GOAL OF THE EXERCISE: The reply should contain each record below, returned exactly as given.

EXTRACTED INFORMATION:
--

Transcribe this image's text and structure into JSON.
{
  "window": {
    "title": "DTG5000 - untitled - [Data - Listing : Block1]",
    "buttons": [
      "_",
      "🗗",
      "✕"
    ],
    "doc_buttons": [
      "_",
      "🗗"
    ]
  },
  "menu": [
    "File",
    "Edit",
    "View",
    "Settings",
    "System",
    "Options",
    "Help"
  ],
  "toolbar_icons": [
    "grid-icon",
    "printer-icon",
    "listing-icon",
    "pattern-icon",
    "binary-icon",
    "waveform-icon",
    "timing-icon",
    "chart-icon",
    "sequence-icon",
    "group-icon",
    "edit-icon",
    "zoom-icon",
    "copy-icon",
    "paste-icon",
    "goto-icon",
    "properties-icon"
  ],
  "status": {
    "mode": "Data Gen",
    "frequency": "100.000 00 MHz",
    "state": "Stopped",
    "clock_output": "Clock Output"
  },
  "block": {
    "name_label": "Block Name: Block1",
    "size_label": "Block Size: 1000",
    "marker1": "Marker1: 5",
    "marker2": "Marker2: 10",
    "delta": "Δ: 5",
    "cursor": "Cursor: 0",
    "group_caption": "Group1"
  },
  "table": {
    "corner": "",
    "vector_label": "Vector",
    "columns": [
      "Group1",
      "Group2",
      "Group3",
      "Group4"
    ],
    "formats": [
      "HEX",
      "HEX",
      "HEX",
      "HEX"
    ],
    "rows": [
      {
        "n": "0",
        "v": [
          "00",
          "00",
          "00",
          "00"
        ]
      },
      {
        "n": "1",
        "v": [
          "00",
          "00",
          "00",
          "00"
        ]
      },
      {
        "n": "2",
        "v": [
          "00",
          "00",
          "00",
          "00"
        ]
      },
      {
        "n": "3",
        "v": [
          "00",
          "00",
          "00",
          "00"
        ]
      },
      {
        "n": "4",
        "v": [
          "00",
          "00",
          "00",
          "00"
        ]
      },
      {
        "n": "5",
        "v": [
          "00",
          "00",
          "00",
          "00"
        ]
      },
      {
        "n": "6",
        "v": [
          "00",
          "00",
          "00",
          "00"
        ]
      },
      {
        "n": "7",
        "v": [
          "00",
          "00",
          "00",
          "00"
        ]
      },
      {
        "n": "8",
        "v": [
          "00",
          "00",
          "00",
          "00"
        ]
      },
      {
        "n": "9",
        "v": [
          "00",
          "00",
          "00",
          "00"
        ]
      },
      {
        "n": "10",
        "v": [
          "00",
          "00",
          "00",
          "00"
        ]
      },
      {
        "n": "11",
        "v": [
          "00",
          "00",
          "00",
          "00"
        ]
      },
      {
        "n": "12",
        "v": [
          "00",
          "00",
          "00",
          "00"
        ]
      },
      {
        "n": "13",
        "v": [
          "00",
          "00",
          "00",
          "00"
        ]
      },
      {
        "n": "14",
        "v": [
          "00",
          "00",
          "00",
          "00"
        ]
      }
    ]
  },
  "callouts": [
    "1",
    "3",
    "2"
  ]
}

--

ANSWER BELOW:
Transcribe this image's text and structure into JSON.
{
  "window": {
    "title": "DTG5000 - untitled - [Data - Listing : Block1]",
    "buttons": [
      "_",
      "🗗",
      "✕"
    ],
    "doc_buttons": [
      "_",
      "🗗"
    ]
  },
  "menu": [
    "File",
    "Edit",
    "View",
    "Settings",
    "System",
    "Options",
    "Help"
  ],
  "toolbar_icons": [
    "grid-icon",
    "printer-icon",
    "listing-icon",
    "pattern-icon",
    "binary-icon",
    "waveform-icon",
    "timing-icon",
    "chart-icon",
    "sequence-icon",
    "group-icon",
    "edit-icon",
    "zoom-icon",
    "copy-icon",
    "paste-icon",
    "goto-icon",
    "properties-icon"
  ],
  "status": {
    "mode": "Data Gen",
    "frequency": "100.000 00 MHz",
    "state": "Stopped",
    "clock_output": "Clock Output"
  },
  "block": {
    "name_label": "Block Name: Block1",
    "size_label": "Block Size: 1000",
    "marker1": "Marker1: 5",
    "marker2": "Marker2: 10",
    "delta": "Δ: 5",
    "cursor": "Cursor: 0",
    "group_caption": "Group1"
  },
  "table": {
    "corner": "",
    "vector_label": "Vector",
    "columns": [
      "Group1",
      "Group2",
      "Group3",
      "Group4"
    ],
    "formats": [
      "HEX",
      "HEX",
      "HEX",
      "HEX"
    ],
    "rows": [
      {
        "n": "0",
        "v": [
          "00",
          "00",
          "00",
          "00"
        ]
      },
      {
        "n": "1",
        "v": [
          "00",
          "00",
          "00",
          "00"
        ]
      },
      {
        "n": "2",
        "v": [
          "00",
          "00",
          "00",
          "00"
        ]
      },
      {
        "n": "3",
        "v": [
          "00",
          "00",
          "00",
          "00"
        ]
      },
      {
        "n": "4",
        "v": [
          "00",
          "00",
          "00",
          "00"
        ]
      },
      {
        "n": "5",
        "v": [
          "00",
          "00",
          "00",
          "00"
        ]
      },
      {
        "n": "6",
        "v": [
          "00",
          "00",
          "00",
          "00"
        ]
      },
      {
        "n": "7",
        "v": [
          "00",
          "00",
          "00",
          "00"
        ]
      },
      {
        "n": "8",
        "v": [
          "00",
          "00",
          "00",
          "00"
        ]
      },
      {
        "n": "9",
        "v": [
          "00",
          "00",
          "00",
          "00"
        ]
      },
      {
        "n": "10",
        "v": [
          "00",
          "00",
          "00",
          "00"
        ]
      },
      {
        "n": "11",
        "v": [
          "00",
          "00",
          "00",
          "00"
        ]
      },
      {
        "n": "12",
        "v": [
          "00",
          "00",
          "00",
          "00"
        ]
      },
      {
        "n": "13",
        "v": [
          "00",
          "00",
          "00",
          "00"
        ]
      },
      {
        "n": "14",
        "v": [
          "00",
          "00",
          "00",
          "00"
        ]
      }
    ]
  },
  "callouts": [
    "1",
    "3",
    "2"
  ]
}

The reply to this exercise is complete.